== Page and application data records ==
-.-.-
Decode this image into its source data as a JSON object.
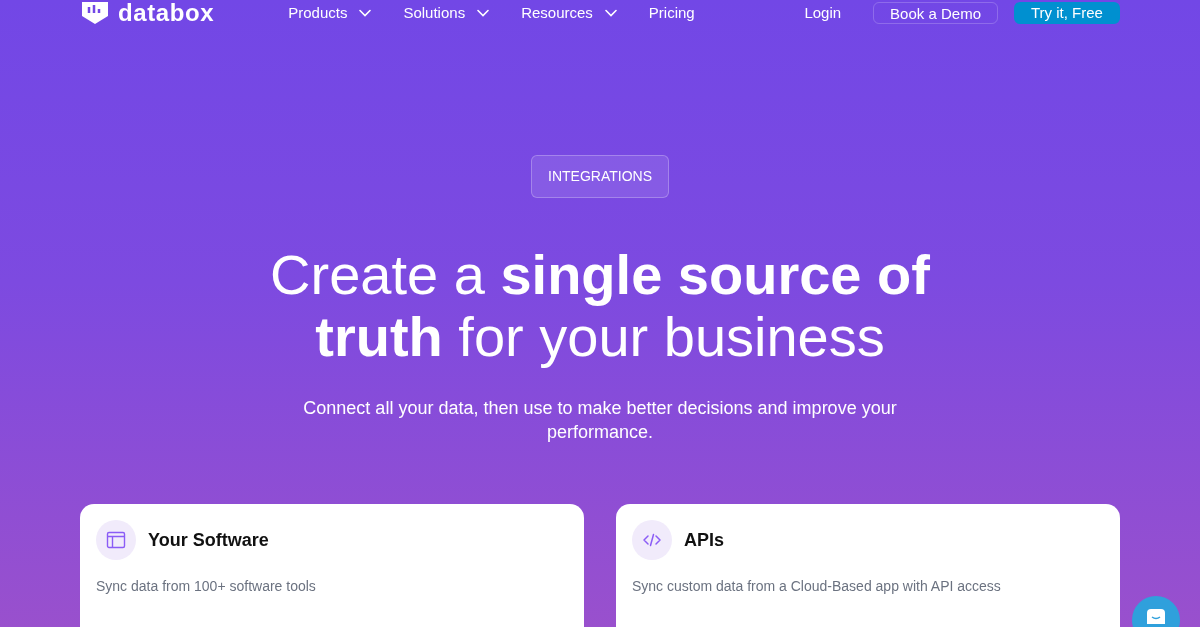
{
  "header": {
    "logo": "databox",
    "nav": [
      {
        "label": "Products",
        "dropdown": true
      },
      {
        "label": "Solutions",
        "dropdown": true
      },
      {
        "label": "Resources",
        "dropdown": true
      },
      {
        "label": "Pricing",
        "dropdown": false
      }
    ],
    "login": "Login",
    "demo_button": "Book a Demo",
    "cta_button": "Try it, Free"
  },
  "hero": {
    "badge": "INTEGRATIONS",
    "title": "Create a **single source of truth** for your business",
    "subtitle": "Connect all your data, then use to make better decisions and improve your performance."
  },
  "cards": [
    {
      "kind": "software",
      "title": "Your Software",
      "description": "Sync data from 100+ software tools"
    },
    {
      "kind": "api",
      "title": "APIs",
      "description": "Sync custom data from a Cloud-Based app with API access"
    }
  ]
}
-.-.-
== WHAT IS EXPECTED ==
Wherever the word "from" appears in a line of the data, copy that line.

== ANSWER SECTION ==
      "description": "Sync data from 100+ software tools"
      "description": "Sync custom data from a Cloud-Based app with API access"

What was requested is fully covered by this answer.